Division of Plant Industry – Apiculture
8995 East Main Street 
Reynoldsburg, Ohio 43068-3399



Upon examination of your honey bee colonies’ brood, you observe symptoms that might resemble EFB, AFB and/or Sacbrood disease. However, you are not sure what the problem is, because they are not the characteristic disease symptoms with respect to each disease; they may be a combination of symptoms from all three brood diseases. Also, the colony is infested with the Varroa and/or Tracheal mites.

The USDA, Bee Research Laboratory in Beltsville, Maryland calls this condition parasitic mite syndrome (PMS). PMS is thought to be caused by a secondary infection as a result of the mite infestation. Presently no known pathogen has been found to be predominant. The following are adult and brood symptoms that may be observed in the colony.

Adult Symptoms

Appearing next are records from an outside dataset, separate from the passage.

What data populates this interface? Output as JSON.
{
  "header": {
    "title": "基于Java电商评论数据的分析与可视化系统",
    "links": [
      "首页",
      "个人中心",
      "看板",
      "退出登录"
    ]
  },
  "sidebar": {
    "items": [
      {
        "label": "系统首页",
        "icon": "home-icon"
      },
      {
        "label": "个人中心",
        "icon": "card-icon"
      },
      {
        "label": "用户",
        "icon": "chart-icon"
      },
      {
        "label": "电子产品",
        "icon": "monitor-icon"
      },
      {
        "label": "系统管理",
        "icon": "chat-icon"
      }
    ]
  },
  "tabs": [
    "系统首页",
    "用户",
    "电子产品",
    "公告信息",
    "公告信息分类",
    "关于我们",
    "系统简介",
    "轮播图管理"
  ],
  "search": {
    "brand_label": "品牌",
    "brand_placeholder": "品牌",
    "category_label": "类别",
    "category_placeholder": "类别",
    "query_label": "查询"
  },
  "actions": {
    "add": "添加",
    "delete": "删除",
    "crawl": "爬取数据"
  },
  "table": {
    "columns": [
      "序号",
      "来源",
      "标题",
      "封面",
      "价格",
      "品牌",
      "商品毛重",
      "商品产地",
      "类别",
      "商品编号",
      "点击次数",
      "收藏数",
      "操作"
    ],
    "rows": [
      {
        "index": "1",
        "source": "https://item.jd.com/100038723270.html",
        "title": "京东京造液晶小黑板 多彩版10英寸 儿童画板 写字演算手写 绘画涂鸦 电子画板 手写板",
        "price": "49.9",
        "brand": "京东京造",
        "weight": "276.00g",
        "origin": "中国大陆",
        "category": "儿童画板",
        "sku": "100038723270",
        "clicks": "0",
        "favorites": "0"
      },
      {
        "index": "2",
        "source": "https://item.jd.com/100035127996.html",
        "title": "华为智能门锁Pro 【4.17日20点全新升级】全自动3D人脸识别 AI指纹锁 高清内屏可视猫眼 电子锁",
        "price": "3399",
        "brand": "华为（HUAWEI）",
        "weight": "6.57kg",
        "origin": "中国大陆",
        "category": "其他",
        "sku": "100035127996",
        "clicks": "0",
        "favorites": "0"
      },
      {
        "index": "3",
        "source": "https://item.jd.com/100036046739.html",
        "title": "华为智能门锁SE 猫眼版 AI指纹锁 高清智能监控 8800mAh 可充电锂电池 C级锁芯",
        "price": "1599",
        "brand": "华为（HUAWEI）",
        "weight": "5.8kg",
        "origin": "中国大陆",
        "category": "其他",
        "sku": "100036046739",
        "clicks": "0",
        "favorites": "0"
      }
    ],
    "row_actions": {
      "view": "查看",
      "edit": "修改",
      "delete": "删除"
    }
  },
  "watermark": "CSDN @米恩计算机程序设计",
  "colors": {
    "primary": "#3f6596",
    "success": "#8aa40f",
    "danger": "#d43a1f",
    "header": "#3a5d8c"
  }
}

  1. Varroa mite present
  2. Bee population reduction
  3. Crawling adult bees
  4. Queen supersedure
  5. Tracheal mite may or may not be present
Brood Symptoms
  1. Varroa mite present
  2. Spotty brood pattern
  3. Affected brood from the ‘C” stage larva to the prepupa stage
  4. Larva may be twisted and light brown in color – no ropiness
  5. Scales observed, but are not brittle and difficult to remove like AFB
  6. An odor is not evident
When determining if a colony has PMS, comb samples should be taken in preference to a smear. The Bee Research Lab recommends sending a piece of comb about 2 x 2 inches, loosely wrapped in paper, and send also about 100 adult bees from the same colony.
Prepared by: Gordon Rudloff
State Apiarist
Ohio Department of Agriculture
H. Shimanuki, N. W. Calderone and D. A. Knox 1994